Later that morning C.A.'s friend E.M and her daughter P.M. came to the apartment to help C.A. and T.C. settle in. When they arrived, defendant's dog was in the apartment and T.C. was giving the dog a bath. T.C. told P.M., who was her best friend, that she had something to tell her. After some period of time, when T.C. had not told P.M. to what she was referring, P.M. asked her what she had to say. T.C. then recounted what had happened earlier that morning. P.M. at first did not believe her because she knew that T.C. sometimes made up stories.
After a period of time C.A. became concerned that the dog was hungry, and she told T.C. to go downstairs and get food for the dog, but T.C. did not want to go. C.A. told her three times to go, and E.M. also told her to go. T.C. asked P.M. to go with her, but P.M. said no. T.C. said that when she finally did go, defendant was sitting in a chair outside the door to his apartment. According to T.C., defendant had his legs spread open and his penis was exposed. She told him she had come for food for the dog, and defendant called in to the apartment, and one of the boys brought out the dog's food. T.C. returned upstairs. She did not say anything to C.A. or E.M. but told P.M. what she had seen.
Later in the day, defendant told C.A. that he was taking his sons to the movies and asked if the girls could accompany them. T.C. was reluctant to do so, but the two mothers urged the girls to go. The trip to the movies was without incident, and defendant dropped off the girls at P.M.'s apartment, as had been arranged in advance. After they arrived there, P.M. urged T.C. to tell her mother about what had occurred, but T.C. was unwilling to do so; eventually P.M. told E.M. When C.A. arrived to pick up T.C., E.M. had T.C. tell her mother.
C.A. immediately called defendant on her cell phone to berate him. When the two returned to the apartment, she confronted defendant in person.
She did not, however, call J.F. that evening to complain to him; this, she said, was because J.F. had his cell phone turned off. J.F. testified to the same effect. Defendant, however, confronted J.F. during cross-examination with his testimony in the first trial in which he said that he had his cell phone on all day and evening on Sunday.
C.A. and J.F. did talk on Monday morning, and J.F. saw defendant at lunchtime. J.F. said he asked defendant why he had behaved in such a manner and that he answered that he had had a hole in his pants and had not been aware of it.
C.A. did not contact the police until Wednesday of that week. After the police took statements from C.A., E.M., and the two girls, they arrested defendant.
Defendant did not testify at the trial, but his two sons, both of whom were in the room at the time of the alleged assault, did so. Both testified that nothing untoward happened. They said defendant never put a pillow on his lap and that the couch did not even have any loose pillows.

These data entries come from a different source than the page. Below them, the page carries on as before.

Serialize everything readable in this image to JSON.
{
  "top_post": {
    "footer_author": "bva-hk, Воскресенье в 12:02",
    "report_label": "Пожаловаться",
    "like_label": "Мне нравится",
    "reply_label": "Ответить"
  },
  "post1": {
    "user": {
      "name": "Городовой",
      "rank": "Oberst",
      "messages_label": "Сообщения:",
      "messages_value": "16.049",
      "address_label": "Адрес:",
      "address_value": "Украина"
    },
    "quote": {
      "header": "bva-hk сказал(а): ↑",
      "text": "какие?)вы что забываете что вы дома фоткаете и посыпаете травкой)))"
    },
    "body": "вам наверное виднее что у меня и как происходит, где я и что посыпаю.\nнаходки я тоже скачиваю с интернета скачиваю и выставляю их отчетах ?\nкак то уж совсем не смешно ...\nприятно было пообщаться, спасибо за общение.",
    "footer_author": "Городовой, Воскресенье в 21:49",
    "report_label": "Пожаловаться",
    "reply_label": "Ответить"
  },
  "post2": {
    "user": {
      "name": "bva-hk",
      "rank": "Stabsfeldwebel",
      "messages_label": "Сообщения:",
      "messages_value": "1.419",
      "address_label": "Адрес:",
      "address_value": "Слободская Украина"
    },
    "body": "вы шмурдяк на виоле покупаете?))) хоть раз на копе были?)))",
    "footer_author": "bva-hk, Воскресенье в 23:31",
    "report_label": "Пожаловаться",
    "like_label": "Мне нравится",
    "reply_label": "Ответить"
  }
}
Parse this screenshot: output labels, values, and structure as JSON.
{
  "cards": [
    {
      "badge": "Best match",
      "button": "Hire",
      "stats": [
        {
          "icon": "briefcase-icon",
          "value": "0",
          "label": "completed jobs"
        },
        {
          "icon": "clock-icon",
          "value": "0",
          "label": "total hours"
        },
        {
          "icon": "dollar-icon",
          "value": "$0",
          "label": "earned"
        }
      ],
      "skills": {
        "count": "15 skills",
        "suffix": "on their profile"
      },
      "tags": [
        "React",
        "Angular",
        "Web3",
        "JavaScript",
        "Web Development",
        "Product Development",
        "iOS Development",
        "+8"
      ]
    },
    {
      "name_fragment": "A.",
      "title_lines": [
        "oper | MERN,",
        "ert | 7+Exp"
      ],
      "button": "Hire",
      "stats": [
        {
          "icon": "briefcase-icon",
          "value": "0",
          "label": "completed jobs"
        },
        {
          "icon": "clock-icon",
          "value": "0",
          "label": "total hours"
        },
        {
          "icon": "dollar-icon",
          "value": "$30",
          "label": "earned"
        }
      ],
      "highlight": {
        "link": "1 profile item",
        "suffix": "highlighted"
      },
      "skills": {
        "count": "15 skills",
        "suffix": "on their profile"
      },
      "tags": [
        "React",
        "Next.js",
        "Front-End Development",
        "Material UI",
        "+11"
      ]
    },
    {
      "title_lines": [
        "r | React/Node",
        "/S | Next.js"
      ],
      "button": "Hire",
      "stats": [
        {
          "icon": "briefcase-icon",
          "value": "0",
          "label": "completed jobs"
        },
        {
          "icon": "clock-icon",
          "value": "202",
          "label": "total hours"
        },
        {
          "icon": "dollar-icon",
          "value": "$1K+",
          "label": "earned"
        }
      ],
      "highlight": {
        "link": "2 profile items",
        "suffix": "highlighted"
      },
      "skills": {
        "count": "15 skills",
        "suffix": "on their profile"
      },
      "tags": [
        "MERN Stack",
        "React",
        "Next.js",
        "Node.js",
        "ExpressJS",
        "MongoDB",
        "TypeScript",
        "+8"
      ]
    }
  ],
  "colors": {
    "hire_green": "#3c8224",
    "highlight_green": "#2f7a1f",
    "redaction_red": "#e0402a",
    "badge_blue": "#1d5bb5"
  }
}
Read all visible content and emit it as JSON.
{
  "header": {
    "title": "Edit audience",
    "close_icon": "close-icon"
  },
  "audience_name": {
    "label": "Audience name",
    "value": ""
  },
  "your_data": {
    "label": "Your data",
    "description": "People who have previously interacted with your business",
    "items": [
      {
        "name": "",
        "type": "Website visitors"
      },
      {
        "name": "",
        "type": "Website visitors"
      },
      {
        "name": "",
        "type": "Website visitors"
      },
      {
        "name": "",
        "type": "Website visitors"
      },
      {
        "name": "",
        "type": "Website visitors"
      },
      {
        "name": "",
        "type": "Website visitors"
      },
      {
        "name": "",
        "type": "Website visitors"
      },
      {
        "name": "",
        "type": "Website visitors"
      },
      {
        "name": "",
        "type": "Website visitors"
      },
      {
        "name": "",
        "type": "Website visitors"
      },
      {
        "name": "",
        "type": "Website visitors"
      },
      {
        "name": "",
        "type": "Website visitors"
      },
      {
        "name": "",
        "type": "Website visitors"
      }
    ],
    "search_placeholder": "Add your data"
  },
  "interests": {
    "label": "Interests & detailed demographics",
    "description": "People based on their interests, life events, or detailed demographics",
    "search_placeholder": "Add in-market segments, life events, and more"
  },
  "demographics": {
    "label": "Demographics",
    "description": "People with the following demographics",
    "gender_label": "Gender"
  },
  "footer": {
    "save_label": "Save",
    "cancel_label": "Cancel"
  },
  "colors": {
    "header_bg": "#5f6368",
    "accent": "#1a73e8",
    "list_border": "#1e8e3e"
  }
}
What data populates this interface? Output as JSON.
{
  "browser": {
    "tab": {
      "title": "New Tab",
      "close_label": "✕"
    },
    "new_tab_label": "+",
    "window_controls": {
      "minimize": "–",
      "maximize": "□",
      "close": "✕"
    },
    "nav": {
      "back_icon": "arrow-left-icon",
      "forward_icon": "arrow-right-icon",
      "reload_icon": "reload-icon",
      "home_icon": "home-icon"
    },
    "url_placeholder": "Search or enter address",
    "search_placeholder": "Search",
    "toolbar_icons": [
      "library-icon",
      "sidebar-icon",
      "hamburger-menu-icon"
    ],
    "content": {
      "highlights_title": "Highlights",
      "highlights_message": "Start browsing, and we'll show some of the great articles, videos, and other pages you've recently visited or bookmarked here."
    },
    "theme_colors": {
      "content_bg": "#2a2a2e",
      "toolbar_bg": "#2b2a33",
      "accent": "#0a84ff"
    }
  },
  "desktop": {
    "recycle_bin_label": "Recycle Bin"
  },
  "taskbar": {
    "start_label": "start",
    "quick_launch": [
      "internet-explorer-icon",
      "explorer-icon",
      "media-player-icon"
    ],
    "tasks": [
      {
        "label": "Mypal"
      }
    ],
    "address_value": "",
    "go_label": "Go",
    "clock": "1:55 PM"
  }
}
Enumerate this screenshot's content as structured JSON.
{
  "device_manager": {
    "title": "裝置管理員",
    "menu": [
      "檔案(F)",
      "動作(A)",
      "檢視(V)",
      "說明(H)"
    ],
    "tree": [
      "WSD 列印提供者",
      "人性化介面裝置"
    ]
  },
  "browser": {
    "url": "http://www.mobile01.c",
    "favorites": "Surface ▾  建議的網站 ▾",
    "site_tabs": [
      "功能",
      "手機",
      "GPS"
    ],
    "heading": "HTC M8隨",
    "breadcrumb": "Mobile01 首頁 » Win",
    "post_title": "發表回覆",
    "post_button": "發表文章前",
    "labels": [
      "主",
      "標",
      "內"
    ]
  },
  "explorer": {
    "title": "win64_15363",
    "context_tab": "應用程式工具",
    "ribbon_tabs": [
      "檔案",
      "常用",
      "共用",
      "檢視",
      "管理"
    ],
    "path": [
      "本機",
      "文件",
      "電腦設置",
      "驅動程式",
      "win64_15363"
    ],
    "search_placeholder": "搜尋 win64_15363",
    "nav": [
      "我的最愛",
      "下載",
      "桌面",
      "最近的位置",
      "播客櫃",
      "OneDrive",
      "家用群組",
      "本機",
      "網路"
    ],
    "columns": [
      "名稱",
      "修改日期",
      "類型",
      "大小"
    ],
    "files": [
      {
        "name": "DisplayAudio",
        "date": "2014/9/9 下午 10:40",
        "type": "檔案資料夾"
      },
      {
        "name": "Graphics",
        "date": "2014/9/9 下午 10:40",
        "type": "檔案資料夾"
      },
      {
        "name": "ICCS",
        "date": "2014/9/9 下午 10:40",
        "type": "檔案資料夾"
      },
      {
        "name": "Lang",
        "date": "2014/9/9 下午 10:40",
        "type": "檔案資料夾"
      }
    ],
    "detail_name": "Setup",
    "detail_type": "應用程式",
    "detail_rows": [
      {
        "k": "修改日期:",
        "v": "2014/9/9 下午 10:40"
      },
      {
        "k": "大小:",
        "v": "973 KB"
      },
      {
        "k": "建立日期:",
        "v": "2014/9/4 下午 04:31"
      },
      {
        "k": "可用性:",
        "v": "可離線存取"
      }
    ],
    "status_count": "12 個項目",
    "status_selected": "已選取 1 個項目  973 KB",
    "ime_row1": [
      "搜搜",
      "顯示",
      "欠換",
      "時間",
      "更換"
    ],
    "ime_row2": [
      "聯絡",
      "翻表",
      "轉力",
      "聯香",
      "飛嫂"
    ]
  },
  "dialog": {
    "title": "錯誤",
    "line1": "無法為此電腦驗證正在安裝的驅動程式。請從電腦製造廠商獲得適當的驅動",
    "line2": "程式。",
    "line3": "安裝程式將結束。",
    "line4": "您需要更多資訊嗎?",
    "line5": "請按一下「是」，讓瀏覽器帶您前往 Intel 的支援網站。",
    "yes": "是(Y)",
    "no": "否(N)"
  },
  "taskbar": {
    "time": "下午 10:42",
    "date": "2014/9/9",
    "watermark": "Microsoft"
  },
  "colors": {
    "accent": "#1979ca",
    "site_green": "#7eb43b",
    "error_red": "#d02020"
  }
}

On appeal, defendant raises the following issues:
I. THE TRIAL COURT ERRED BY NOT SETTING ASIDE THE VERDICT AS AGAINST THE WEIGHT OF THE EVIDENCE, GIVEN (A) THE FATAL INCONSISTENCIES AND CONTRADICTIONS IN THE TESTIMONY OF THE STATE'S WITNESSES, AND (B) THE AMBIGUOUS VERDICT WHICH FOLLOWED LENGTHY AND SEEEMINGLY AGONIZING ...